BNY Mellon saw the greatest increase in international and global equity, which climbed 18.4%.
“Contrary to what you might see or hear, equity is still alive and kicking and clients are absolutely still investing in it.”
Exchange-traded funds continued to climb for the year ended June 30, increasing 7.8% to $1.253 trillion, according to P&I's survey.
Nine of the top 10 managers showed growth in worldwide ETF assets; Mason Street Advisors had the largest increase among the top 10, increasing 127.5% to $1.249 billion, followed by Charles Schwab Investment Management, increasing 50.7% to $6.702 billion.
For total worldwide assets, BlackRock came out on top with $644.8 billion, more than double that of second-place SSgA, which had $303.8 billion in ETF assets.
U.S. institutional tax-exempt indexed assets decreased 1.3%, totaling $2.263 trillion as of June 30. BlackRock led the group with $566.7 billion in tax-exempt assets, a 1% increase, followed by SSgA with $491.3 billion, an 18.6% decrease.
In enhanced index management, U.S. institutional tax-exempt assets declined to $151.5 billion, a 10.99% decrease.
The top enhanced index manager was once again Prudential Financial, increasing 1.8% to $29.4 billion.

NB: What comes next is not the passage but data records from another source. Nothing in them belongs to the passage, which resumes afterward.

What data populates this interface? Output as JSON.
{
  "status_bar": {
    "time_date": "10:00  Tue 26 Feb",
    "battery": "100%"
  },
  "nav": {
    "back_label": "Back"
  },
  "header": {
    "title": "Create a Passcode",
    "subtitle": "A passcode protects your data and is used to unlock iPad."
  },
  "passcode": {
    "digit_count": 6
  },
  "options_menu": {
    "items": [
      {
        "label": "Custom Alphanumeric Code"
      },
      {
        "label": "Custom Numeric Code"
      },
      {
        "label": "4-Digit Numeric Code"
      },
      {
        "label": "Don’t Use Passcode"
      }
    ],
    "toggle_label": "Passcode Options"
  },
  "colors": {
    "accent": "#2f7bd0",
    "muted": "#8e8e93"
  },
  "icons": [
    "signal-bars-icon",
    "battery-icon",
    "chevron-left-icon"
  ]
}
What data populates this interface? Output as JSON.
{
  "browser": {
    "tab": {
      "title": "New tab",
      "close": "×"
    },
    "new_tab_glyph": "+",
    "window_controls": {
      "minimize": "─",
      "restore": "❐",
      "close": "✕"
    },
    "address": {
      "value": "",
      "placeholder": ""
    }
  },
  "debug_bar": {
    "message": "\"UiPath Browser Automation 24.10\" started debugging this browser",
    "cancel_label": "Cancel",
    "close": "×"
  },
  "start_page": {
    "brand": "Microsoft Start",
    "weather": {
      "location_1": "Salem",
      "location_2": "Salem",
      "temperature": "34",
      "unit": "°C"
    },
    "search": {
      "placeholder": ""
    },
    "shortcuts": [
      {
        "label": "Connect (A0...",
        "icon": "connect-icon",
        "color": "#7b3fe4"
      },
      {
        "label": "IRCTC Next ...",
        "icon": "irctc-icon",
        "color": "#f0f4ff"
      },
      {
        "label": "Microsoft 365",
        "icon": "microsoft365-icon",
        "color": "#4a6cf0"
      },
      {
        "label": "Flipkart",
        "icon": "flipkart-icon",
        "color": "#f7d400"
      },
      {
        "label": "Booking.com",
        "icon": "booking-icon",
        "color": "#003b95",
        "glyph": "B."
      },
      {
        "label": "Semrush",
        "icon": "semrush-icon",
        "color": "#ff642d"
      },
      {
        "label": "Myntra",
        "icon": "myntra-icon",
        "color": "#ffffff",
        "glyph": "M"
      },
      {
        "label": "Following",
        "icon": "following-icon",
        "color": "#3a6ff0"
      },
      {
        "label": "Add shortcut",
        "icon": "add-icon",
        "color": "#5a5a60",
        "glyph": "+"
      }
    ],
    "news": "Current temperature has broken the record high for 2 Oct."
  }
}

This article originally appeared in the September 17, 2012 print issue as, "Index assets stay steady for year".